The member publishers are now universally distributing content to mobile devices, or expect to do so soon. When the organization conducted its first survey three years ago, slightly more than half said they had a mobile presence, but now its 90 percent. The remaining 10 percent say they are currently planning to distribute mobile-optimized content in 2013.

Eighty-five percent of the respondents have released apps for the iPhone, 87 percent for the iPad apps, 67 percent for the Kindle and 57 percent for Nook. Seventy-five percent have apps for other Android devices. Seventy percent are releasing native apps designed for a specific operating system, while 67 percent are generating Web browser-based apps.

Publishers are experimenting with tools for the creation of the content, with over half using two or more different content management and development platforms, and one-quarter using two or more different solutions to keep track of how their content is used. While interest and use of HTML 5 is booming, the survey shows that publishers are just beginning to try that standards-based route.
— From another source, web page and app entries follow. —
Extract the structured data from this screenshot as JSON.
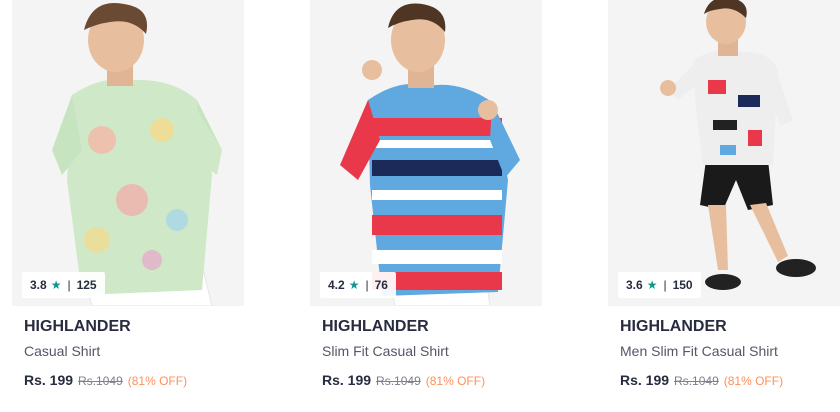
{
  "products": [
    {
      "brand": "HIGHLANDER",
      "name": "Casual Shirt",
      "rating": "3.8",
      "rating_count": "125",
      "price": "Rs. 199",
      "mrp": "Rs.1049",
      "discount": "(81% OFF)",
      "star_icon": "star-icon"
    },
    {
      "brand": "HIGHLANDER",
      "name": "Slim Fit Casual Shirt",
      "rating": "4.2",
      "rating_count": "76",
      "price": "Rs. 199",
      "mrp": "Rs.1049",
      "discount": "(81% OFF)",
      "star_icon": "star-icon"
    },
    {
      "brand": "HIGHLANDER",
      "name": "Men Slim Fit Casual Shirt",
      "rating": "3.6",
      "rating_count": "150",
      "price": "Rs. 199",
      "mrp": "Rs.1049",
      "discount": "(81% OFF)",
      "star_icon": "star-icon"
    }
  ],
  "colors": {
    "star": "#14958f",
    "discount": "#ff905a",
    "brand_text": "#282c3f",
    "name_text": "#535766",
    "mrp_text": "#7e818c"
  }
}
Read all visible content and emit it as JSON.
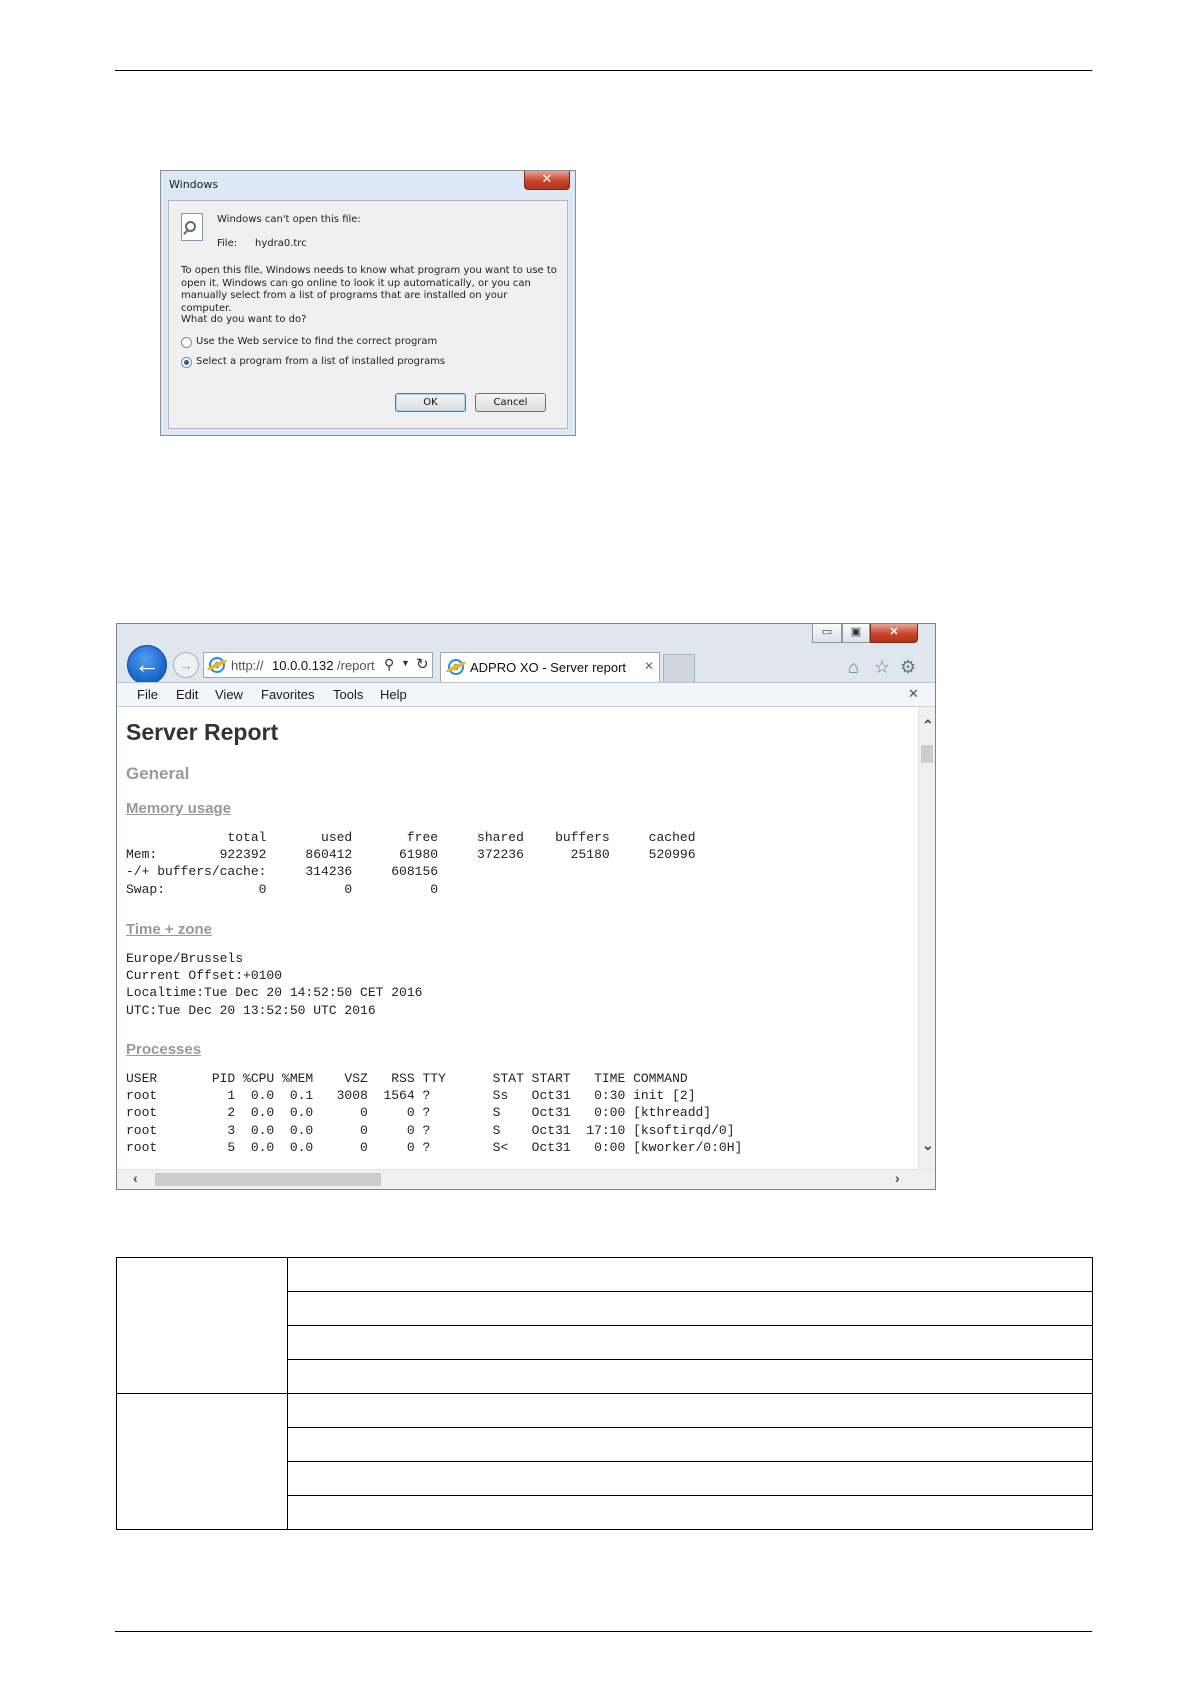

Forty-one percent said they will continue developing native apps, while 31 percent will try HTML 5.

Revenue Streams

More than three-quarters of the respondents said that their mobile revenues needed to flow from both advertising and from purchases or subscriptions. Slightly more than half said that about 9 percent of their ad revenue currently comes from mobile, and a similar percentage is receiving the same proportion from circulation revenue. Nearly half of publishers expect mobile to represent at least 10 percent of ad revenue by the end of 2014.

Circulation revenue is a prominent part of the current business model, with 56 percent of surveyed publishers charging for iPad apps, 42 percent for iPhone apps, 38 percent for Kindle apps and 31 percent for Nook apps. But almost 40 percent of publishers are not charging for content on any platform.

Paying for content have been much-discussed as a strategy for publishers, and the survey found that 48 percent of newspapers currently have a paywall. The most popular kind is a metered paywall, with readers having access to a certain number of articles before they need to pay. Forty percent of respondents use a metered paywall, 17 percent use a hard paywall that requires payment to read any content, and one-third have a combination paywall where only premium content requires payment.

No book, newspaper or magazine publisher moves into mobile without at least some consideration of how the new channel will affect its main business. The report found that less than 15 percent have plans to reduce the frequency of their print publishing, and less than 3 percent think they will only be publishing digitally within the next five years.